LAST week, regulatory authorities Bursa Malaysia Bhd and the Securities Commission Malaysia (SC) announced that the former would be setting up a wholly-owned subsidiary to take on the regulatory functions of the stock exchange.
The news comes close to a year after SC chairman Datuk Syed Zaid Albar disclosed last March that the commission was in talks with Bursa to resolve the conflicting priorities of the stock exchange operator.
For context, Bursa has been operating as a profit-driven entity since its demutualisation in 2004/05 and concentrating on trading activities to generate revenue.
At the same time, Bursa functions as the market regulator for public-listed companies, a role that has the potential to put the entity in a conflict-of-interest situation.
In their joint statement, Bursa and the SC announced that the regulatory subsidiary (Bursa RegSub) will be governed by a board of directors, the majority of whom will be independent of Bursa. The chairman of the subsidiary will be appointed from among the independent board members.

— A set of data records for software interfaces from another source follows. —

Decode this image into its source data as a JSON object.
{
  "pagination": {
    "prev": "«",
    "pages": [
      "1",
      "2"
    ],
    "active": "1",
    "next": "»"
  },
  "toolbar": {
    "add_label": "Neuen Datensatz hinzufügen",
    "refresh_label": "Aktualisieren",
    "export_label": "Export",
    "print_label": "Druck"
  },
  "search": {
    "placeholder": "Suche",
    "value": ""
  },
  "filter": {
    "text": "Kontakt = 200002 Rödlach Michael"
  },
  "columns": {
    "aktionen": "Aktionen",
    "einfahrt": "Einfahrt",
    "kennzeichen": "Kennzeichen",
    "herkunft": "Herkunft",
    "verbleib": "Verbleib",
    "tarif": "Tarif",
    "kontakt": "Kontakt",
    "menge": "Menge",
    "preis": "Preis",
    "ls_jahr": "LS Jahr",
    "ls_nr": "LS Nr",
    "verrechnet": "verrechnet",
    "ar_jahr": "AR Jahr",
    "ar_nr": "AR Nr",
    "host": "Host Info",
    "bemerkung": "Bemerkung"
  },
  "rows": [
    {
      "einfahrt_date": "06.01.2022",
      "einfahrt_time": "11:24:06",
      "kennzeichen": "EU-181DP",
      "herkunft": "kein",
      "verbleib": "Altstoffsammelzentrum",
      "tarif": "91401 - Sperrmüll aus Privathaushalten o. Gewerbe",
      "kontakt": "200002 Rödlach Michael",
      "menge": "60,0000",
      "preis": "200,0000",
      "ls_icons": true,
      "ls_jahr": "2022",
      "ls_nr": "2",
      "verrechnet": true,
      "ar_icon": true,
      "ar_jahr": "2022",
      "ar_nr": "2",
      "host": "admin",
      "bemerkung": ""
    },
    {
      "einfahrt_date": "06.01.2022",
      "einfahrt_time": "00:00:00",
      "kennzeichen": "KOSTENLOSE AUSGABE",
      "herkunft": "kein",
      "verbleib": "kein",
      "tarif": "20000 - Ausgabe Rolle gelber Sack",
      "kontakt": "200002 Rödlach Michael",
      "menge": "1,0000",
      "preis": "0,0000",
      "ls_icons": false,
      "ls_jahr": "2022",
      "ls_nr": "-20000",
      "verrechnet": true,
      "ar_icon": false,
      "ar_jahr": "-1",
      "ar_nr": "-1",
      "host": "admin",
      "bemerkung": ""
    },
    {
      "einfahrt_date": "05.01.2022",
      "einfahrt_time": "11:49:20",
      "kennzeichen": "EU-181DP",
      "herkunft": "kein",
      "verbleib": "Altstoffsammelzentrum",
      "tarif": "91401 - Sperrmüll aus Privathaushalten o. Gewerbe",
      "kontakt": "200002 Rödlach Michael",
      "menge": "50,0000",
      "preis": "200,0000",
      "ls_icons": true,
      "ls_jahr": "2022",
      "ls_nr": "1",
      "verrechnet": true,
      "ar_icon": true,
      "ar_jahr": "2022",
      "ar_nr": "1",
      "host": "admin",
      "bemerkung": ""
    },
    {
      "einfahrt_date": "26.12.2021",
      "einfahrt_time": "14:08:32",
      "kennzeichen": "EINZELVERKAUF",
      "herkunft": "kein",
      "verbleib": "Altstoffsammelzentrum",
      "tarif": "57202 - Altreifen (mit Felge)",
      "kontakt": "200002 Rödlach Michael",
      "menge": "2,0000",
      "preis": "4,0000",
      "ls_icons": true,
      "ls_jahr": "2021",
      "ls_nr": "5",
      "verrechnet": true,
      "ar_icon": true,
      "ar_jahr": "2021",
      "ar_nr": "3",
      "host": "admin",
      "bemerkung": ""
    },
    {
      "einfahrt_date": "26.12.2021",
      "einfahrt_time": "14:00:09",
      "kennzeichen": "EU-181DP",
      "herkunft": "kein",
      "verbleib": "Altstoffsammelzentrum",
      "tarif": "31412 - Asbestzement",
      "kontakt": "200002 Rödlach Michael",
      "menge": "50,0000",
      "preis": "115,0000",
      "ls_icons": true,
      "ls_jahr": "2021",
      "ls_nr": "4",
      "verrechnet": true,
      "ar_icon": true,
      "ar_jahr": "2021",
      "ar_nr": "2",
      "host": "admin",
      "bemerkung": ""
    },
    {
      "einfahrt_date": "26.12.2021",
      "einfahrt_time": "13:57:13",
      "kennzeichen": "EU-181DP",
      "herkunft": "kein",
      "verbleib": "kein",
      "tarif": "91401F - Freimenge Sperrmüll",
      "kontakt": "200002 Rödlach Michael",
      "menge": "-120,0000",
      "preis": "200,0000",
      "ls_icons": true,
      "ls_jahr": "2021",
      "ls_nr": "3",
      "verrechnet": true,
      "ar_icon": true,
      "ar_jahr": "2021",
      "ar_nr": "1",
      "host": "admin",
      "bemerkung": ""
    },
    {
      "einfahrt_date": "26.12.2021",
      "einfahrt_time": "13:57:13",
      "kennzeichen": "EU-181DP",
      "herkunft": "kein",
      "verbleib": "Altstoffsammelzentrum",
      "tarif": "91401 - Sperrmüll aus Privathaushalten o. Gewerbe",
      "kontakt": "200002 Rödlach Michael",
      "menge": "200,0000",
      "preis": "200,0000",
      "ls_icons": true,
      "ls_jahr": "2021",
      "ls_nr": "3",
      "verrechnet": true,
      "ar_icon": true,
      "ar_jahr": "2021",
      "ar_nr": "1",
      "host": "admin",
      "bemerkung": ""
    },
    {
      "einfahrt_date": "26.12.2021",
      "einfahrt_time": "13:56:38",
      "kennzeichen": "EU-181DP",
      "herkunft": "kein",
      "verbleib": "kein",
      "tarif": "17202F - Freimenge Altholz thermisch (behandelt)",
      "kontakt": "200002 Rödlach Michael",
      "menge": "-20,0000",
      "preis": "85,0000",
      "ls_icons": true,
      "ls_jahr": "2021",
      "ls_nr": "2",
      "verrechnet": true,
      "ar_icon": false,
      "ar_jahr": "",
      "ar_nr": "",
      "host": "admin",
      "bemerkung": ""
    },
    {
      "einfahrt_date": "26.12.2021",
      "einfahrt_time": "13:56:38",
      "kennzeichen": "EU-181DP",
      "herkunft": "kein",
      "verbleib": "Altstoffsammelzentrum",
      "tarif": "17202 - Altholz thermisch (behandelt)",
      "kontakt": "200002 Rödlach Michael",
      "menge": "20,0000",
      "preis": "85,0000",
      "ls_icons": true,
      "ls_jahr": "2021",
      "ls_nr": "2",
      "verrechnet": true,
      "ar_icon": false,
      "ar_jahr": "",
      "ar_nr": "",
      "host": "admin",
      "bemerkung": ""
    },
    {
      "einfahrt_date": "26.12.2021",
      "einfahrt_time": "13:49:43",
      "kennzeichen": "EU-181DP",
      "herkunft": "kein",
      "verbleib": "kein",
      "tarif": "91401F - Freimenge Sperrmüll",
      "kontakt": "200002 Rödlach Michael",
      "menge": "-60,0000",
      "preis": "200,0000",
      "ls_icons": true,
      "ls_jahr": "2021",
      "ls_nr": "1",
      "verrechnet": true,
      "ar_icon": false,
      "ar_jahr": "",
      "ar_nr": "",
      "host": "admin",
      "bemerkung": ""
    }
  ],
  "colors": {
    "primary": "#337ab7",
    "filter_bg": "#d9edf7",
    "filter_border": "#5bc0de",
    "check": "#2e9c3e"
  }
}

“The SC and Bursa Malaysia have been working closely to further enhance the governance structure of the exchange by segregating its regulatory functions from its commercial objectives to address the perception of potential conflicts of interest between the two roles,” says the statement.
The new regulatory subsidiary is expected to be operational by the end of the year.
Bursa’s move to establish a wholly-owned subsidiary mirrors that of the Singapore Exchange in 2017, when it transferred its regulatory functions to a new subsidiary to handle and also to address potential conflicts. The Japan Exchange and Brasil Bolsa Balcão also have a similar model.
Minority Shareholders Watch Group CEO Devanesan Evanson sees the proposed structure as a step in the right direction as it will better manage the perception of conflicts of interest within Bursa.
He adds that while adequate checks and balances are already in place to manage conflicts of interest, the creation of a separate body will further structurally distance Bursa’s regulatory functions from its commercial objectives.
“To the minority shareholders, this structural distancing, by the creation of a separate regulatory subsidiary comprised of a board whose majority will be independent of Bursa, will make a positive difference to ensuring a fair and orderly market.”
It is worth noting that other regulatory models have been adopted by stock exchanges the world over. In 2000, for example, the London Stock Exchange (LSE) had its regulatory functions for listing transferred to the UK Listing Authority, which is a division of the country’s Financial Conduct Authority. But the LSE continues to be responsible for the monitoring of trading compliance.
Meanwhile, the Australian Securities Exchange, Hong Kong Exchanges and Clearing Ltd as well as the New York Stock Exchange have an oversight committee comprised mainly of independent directors who oversee regulation and conflicts.
“I think it is good that Bursa has decided to implement this now. But for me, I would have liked to see Bursa adopt the LSE model — a regulatory body that is totally independent of the exchange. Ideally, there should be minimum link between Bursa and its regulatory functions in order for it to be more independent,” says Lya Rahman, adviser to the Institutional Investors Council Malaysia.
Meanwhile, funding for the proposed regulatory subsidiary will come from Bursa. Syed Zaid says Bursa will remain accountable to the SC to ensure that the regulatory subsidiary is allocated sufficient financial and human resources to enable it to discharge its functions effectively.
Devanesan opines that there is no one right answer to the choice of structure as it would depend on many local factors, including the capital market’s maturity and its ecosystem.
“Under the proposed structure, it is incumbent upon Bursa to allocate sufficient financial and human resources to enable Bursa RegSub to discharge its regulatory functions effectively and for these reasons, some exchanges prefer the nexus offered by a ‘subsidiary’ structure and adopt it.
“Other exchanges may not view such nexus as important enough for their capital market, perhaps due to their capital market’s maturity and ecosystem and prefer a standalone structure,” he explains.
Lya says it is too early to tell how this structure will turn out, given that the operational details of the subsidiary have not been disclosed yet. Nevertheless, she hopes Bursa will adopt best practices from other countries, for example Singapore, which has already set up a regulatory subsidiary.
“I hope we can learn from Singapore and not repeat its mistakes. Nevertheless, I have to commend Bursa. Even before this separation of roles, it improved its enforcement and monitoring functions.
“My hope is that we can see even more of this and that the regulatory subsidiary will be independent and focus on its task and not the bottom line of the listed entity,” she adds.
Devanesan too wants to see more independent regulatory functions that are “without fear or favour” as the structure provides for the regulatory operation to report to a board that is independent of Bursa.
“Previously, both the regulatory and commercial operations reported to the same board, making it a challenge for it to manage the perception of conflict of interest,” he remarks.